Insomnia TreatmentInsomnia treatment may have long-term beneficial effects on the health of your brain. Study in the Journal Biological Psychiatry published in February, 2015 looked at 123 older adults with chronic insomnia who were randomized to one of two active treatments (twice-weekly cognitive behavioral therapy for insomnia (CBTi) for 4 months or a relaxation therapy) or a control group who received educational sessions about sleep hygiene.

Both active treatments were associated with improvements in insomnia. CBTi was associated with the most durable improvements. Those who received this treatment had sleep improvements that were maintained for at least 16 months after the intervention (the length of the study), whereas the results from the relaxation therapy gradually diminished after the treatment was over.

Compared with the control, CBT-I reduced systemic inflammation, as measured by C-reactive protein, as well as pro-inflammatory gene expression.

Steven Dubovsky reviewing the article in Journal Watch Psychiatry, writes that:

” Older — and probably all — patients with insomnia should be offered one of these evidence-based treatments and should probably be monitored for depression and medical consequences of inflammation.”

We offer access to an online CBTi treatment which, while not as intensive as the one study, has been shown to have significant beneficial effects that are also very durable, and you can receive this treatment in the privacy of your own home.
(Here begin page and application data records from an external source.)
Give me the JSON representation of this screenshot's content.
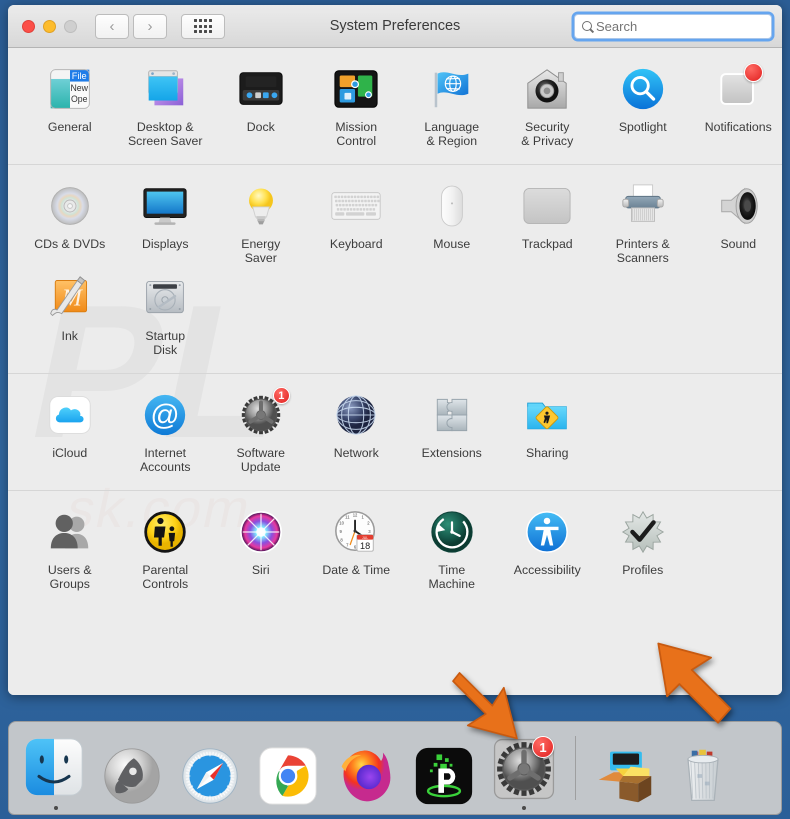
{
  "window": {
    "title": "System Preferences",
    "traffic_lights": [
      "close-button",
      "minimize-button",
      "zoom-button-disabled"
    ],
    "nav": {
      "back_label": "‹",
      "forward_label": "›",
      "grid_label": "show-all-grid"
    },
    "search": {
      "placeholder": "Search",
      "value": "",
      "focus_color": "#65a5ef"
    }
  },
  "sections": [
    {
      "name": "personal",
      "rows": [
        [
          {
            "label": "General",
            "icon": "general-icon"
          },
          {
            "label": "Desktop &\nScreen Saver",
            "icon": "desktop-screensaver-icon"
          },
          {
            "label": "Dock",
            "icon": "dock-icon"
          },
          {
            "label": "Mission\nControl",
            "icon": "mission-control-icon"
          },
          {
            "label": "Language\n& Region",
            "icon": "language-region-icon"
          },
          {
            "label": "Security\n& Privacy",
            "icon": "security-privacy-icon"
          },
          {
            "label": "Spotlight",
            "icon": "spotlight-icon"
          },
          {
            "label": "Notifications",
            "icon": "notifications-icon",
            "badge": "dot"
          }
        ]
      ]
    },
    {
      "name": "hardware",
      "rows": [
        [
          {
            "label": "CDs & DVDs",
            "icon": "cds-dvds-icon"
          },
          {
            "label": "Displays",
            "icon": "displays-icon"
          },
          {
            "label": "Energy\nSaver",
            "icon": "energy-saver-icon"
          },
          {
            "label": "Keyboard",
            "icon": "keyboard-icon"
          },
          {
            "label": "Mouse",
            "icon": "mouse-icon"
          },
          {
            "label": "Trackpad",
            "icon": "trackpad-icon"
          },
          {
            "label": "Printers &\nScanners",
            "icon": "printers-scanners-icon"
          },
          {
            "label": "Sound",
            "icon": "sound-icon"
          }
        ],
        [
          {
            "label": "Ink",
            "icon": "ink-icon"
          },
          {
            "label": "Startup\nDisk",
            "icon": "startup-disk-icon"
          }
        ]
      ]
    },
    {
      "name": "internet-wireless",
      "rows": [
        [
          {
            "label": "iCloud",
            "icon": "icloud-icon"
          },
          {
            "label": "Internet\nAccounts",
            "icon": "internet-accounts-icon"
          },
          {
            "label": "Software\nUpdate",
            "icon": "software-update-icon",
            "badge": "1"
          },
          {
            "label": "Network",
            "icon": "network-icon"
          },
          {
            "label": "Extensions",
            "icon": "extensions-icon"
          },
          {
            "label": "Sharing",
            "icon": "sharing-icon"
          }
        ]
      ]
    },
    {
      "name": "system",
      "rows": [
        [
          {
            "label": "Users &\nGroups",
            "icon": "users-groups-icon"
          },
          {
            "label": "Parental\nControls",
            "icon": "parental-controls-icon"
          },
          {
            "label": "Siri",
            "icon": "siri-icon"
          },
          {
            "label": "Date & Time",
            "icon": "date-time-icon",
            "calendar_day": "18",
            "calendar_month": "JUL"
          },
          {
            "label": "Time\nMachine",
            "icon": "time-machine-icon"
          },
          {
            "label": "Accessibility",
            "icon": "accessibility-icon"
          },
          {
            "label": "Profiles",
            "icon": "profiles-icon"
          }
        ]
      ]
    }
  ],
  "dock": {
    "items": [
      {
        "name": "finder",
        "icon": "finder-icon",
        "running": true
      },
      {
        "name": "launchpad",
        "icon": "launchpad-icon",
        "running": false
      },
      {
        "name": "safari",
        "icon": "safari-icon",
        "running": false
      },
      {
        "name": "chrome",
        "icon": "chrome-icon",
        "running": false
      },
      {
        "name": "firefox",
        "icon": "firefox-icon",
        "running": false
      },
      {
        "name": "ipvanish",
        "icon": "ipvanish-icon",
        "running": false
      },
      {
        "name": "system-preferences",
        "icon": "system-preferences-icon",
        "running": true,
        "badge": "1"
      }
    ],
    "right_items": [
      {
        "name": "downloads-stack",
        "icon": "downloads-stack-icon"
      },
      {
        "name": "trash",
        "icon": "trash-icon"
      }
    ]
  },
  "annotations": {
    "arrows": [
      {
        "name": "arrow-pointing-to-dock-system-preferences",
        "color": "#E8711A",
        "direction": "down-right"
      },
      {
        "name": "arrow-pointing-to-profiles",
        "color": "#E8711A",
        "direction": "up-left"
      }
    ]
  },
  "watermark": {
    "text": "PL",
    "sub": "sk.com"
  }
}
For more information click here – CBTi Online – SHUTi.

REFERENCE

1. Irwin MR et al. Cognitive behavioral therapy and tai chi reverse cellular and genomic markers of inflammation in late life insomnia: A randomized controlled trial. Biol Psychiatry 2015 Feb 4; [e-pub]. (http://dx.doi.org/10.1016/j.biopsych.2015.01.010)